*** Begin section ***
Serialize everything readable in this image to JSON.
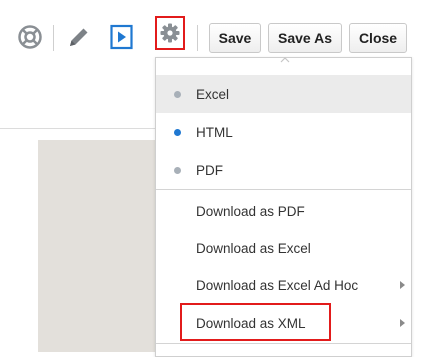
{
  "toolbar": {
    "help_icon": "lifebuoy-icon",
    "edit_icon": "pencil-icon",
    "run_icon": "play-icon",
    "settings_icon": "gear-icon",
    "save_label": "Save",
    "save_as_label": "Save As",
    "close_label": "Close"
  },
  "menu": {
    "formats": [
      {
        "label": "Excel",
        "selected": true,
        "dot_color": "#a8b0b8"
      },
      {
        "label": "HTML",
        "selected": false,
        "dot_color": "#1f78d1"
      },
      {
        "label": "PDF",
        "selected": false,
        "dot_color": "#a8b0b8"
      }
    ],
    "downloads": [
      {
        "label": "Download as PDF",
        "has_submenu": false
      },
      {
        "label": "Download as Excel",
        "has_submenu": false
      },
      {
        "label": "Download as Excel Ad Hoc",
        "has_submenu": true
      },
      {
        "label": "Download as XML",
        "has_submenu": true
      }
    ]
  },
  "colors": {
    "highlight_red": "#e21b1b",
    "accent_blue": "#1f78d1",
    "icon_grey": "#8a8f94"
  }
}
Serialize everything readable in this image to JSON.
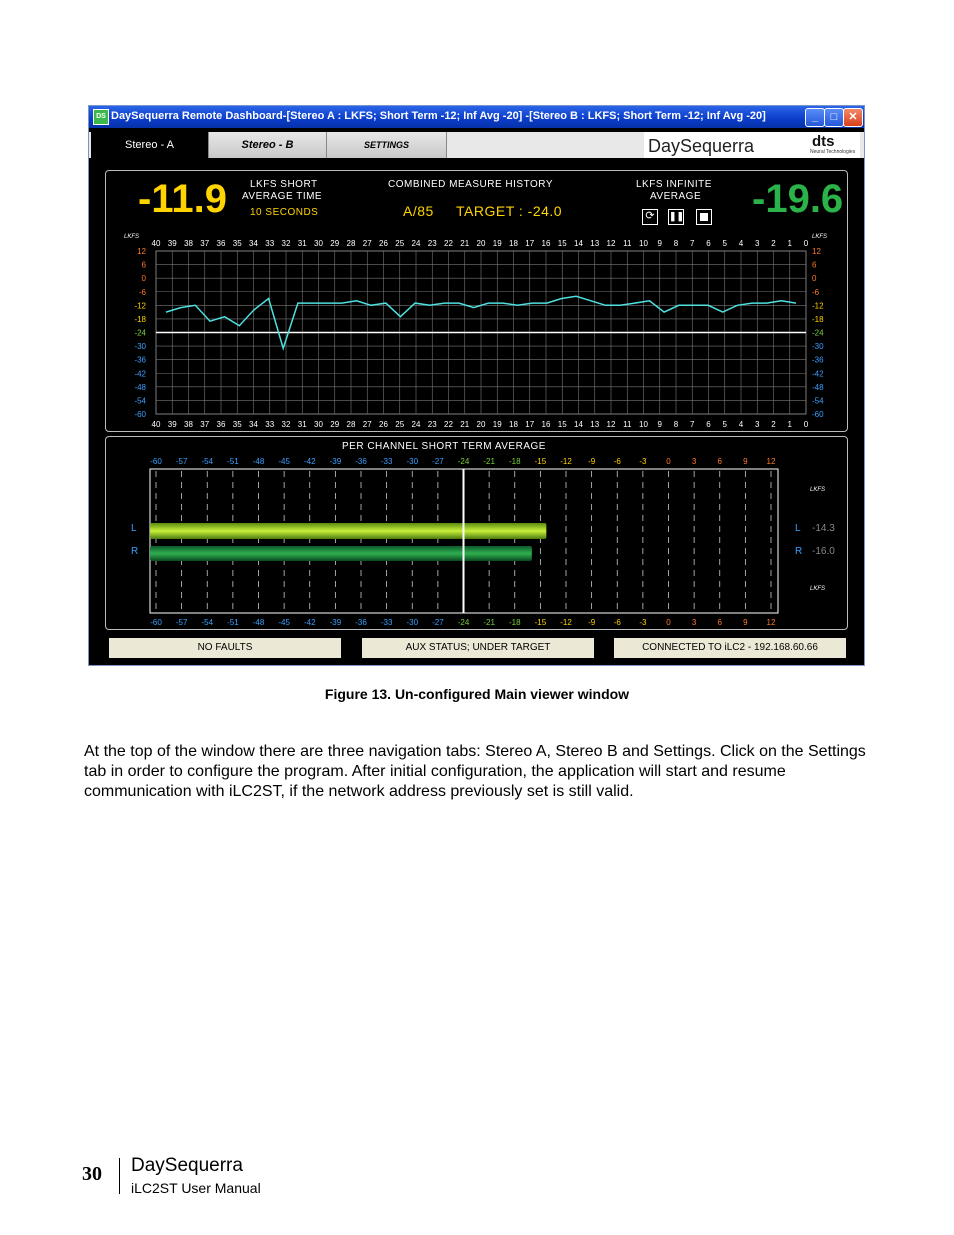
{
  "window": {
    "title": "DaySequerra Remote Dashboard-[Stereo A : LKFS; Short Term -12; Inf Avg -20]   -[Stereo B : LKFS; Short Term -12; Inf Avg -20]",
    "app_icon": "DS",
    "minimize": "_",
    "maximize": "□",
    "close": "✕"
  },
  "tabs": [
    {
      "label": "Stereo - A",
      "active": true
    },
    {
      "label": "Stereo - B",
      "active": false
    },
    {
      "label": "SETTINGS",
      "active": false
    }
  ],
  "brand": {
    "name": "DaySequerra",
    "partner": "dts",
    "partner_sub": "Neural Technologies"
  },
  "meters": {
    "short_value": "-11.9",
    "short_label_1": "LKFS SHORT",
    "short_label_2": "AVERAGE TIME",
    "short_time": "10 SECONDS",
    "history_title": "COMBINED MEASURE HISTORY",
    "standard": "A/85",
    "target": "TARGET : -24.0",
    "inf_label_1": "LKFS INFINITE",
    "inf_label_2": "AVERAGE",
    "inf_value": "-19.6",
    "colors": {
      "short": "#ffd400",
      "inf": "#2bb34a",
      "line": "#4fe0e0"
    }
  },
  "history_chart": {
    "unit": "LKFS",
    "x_ticks": [
      "40",
      "39",
      "38",
      "37",
      "36",
      "35",
      "34",
      "33",
      "32",
      "31",
      "30",
      "29",
      "28",
      "27",
      "26",
      "25",
      "24",
      "23",
      "22",
      "21",
      "20",
      "19",
      "18",
      "17",
      "16",
      "15",
      "14",
      "13",
      "12",
      "11",
      "10",
      "9",
      "8",
      "7",
      "6",
      "5",
      "4",
      "3",
      "2",
      "1",
      "0"
    ],
    "y_ticks": [
      "12",
      "6",
      "0",
      "-6",
      "-12",
      "-18",
      "-24",
      "-30",
      "-36",
      "-42",
      "-48",
      "-54",
      "-60"
    ],
    "target_line": -24,
    "series": [
      -15,
      -13,
      -12,
      -19,
      -17,
      -21,
      -14,
      -9,
      -31,
      -11,
      -11,
      -11,
      -11,
      -10,
      -12,
      -11,
      -17,
      -11,
      -12,
      -11,
      -11,
      -13,
      -11,
      -11,
      -12,
      -11,
      -11,
      -9,
      -8,
      -10,
      -12,
      -12,
      -11,
      -10,
      -15,
      -12,
      -12,
      -12,
      -15,
      -12,
      -11,
      -11,
      -10,
      -11
    ]
  },
  "channel_panel": {
    "title": "PER CHANNEL SHORT TERM AVERAGE",
    "scale": [
      "-60",
      "-57",
      "-54",
      "-51",
      "-48",
      "-45",
      "-42",
      "-39",
      "-36",
      "-33",
      "-30",
      "-27",
      "-24",
      "-21",
      "-18",
      "-15",
      "-12",
      "-9",
      "-6",
      "-3",
      "0",
      "3",
      "6",
      "9",
      "12"
    ],
    "unit": "LKFS",
    "channels": [
      {
        "label": "L",
        "value": -14.3,
        "display": "-14.3"
      },
      {
        "label": "R",
        "value": -16.0,
        "display": "-16.0"
      }
    ],
    "scale_colors": {
      "low": "#3aa0ff",
      "mid": "#7ad03a",
      "high": "#ffd400",
      "over": "#ff7a2a"
    }
  },
  "status_bar": {
    "faults": "NO FAULTS",
    "aux": "AUX STATUS; UNDER TARGET",
    "connection": "CONNECTED TO iLC2 - 192.168.60.66"
  },
  "document": {
    "caption": "Figure 13.  Un-configured Main viewer window",
    "paragraph": "At the top of the window there are three navigation tabs: Stereo A, Stereo B and Settings. Click on the Settings tab in order to configure the program. After initial configuration, the application will start and resume communication with iLC2ST, if the network address previously set is still valid.",
    "page_number": "30",
    "footer_brand": "DaySequerra",
    "footer_manual": "iLC2ST User Manual"
  }
}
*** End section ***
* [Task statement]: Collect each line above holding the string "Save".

* [Result of the task]:
    "save_label": "Save",
    "save_as_label": "Save As",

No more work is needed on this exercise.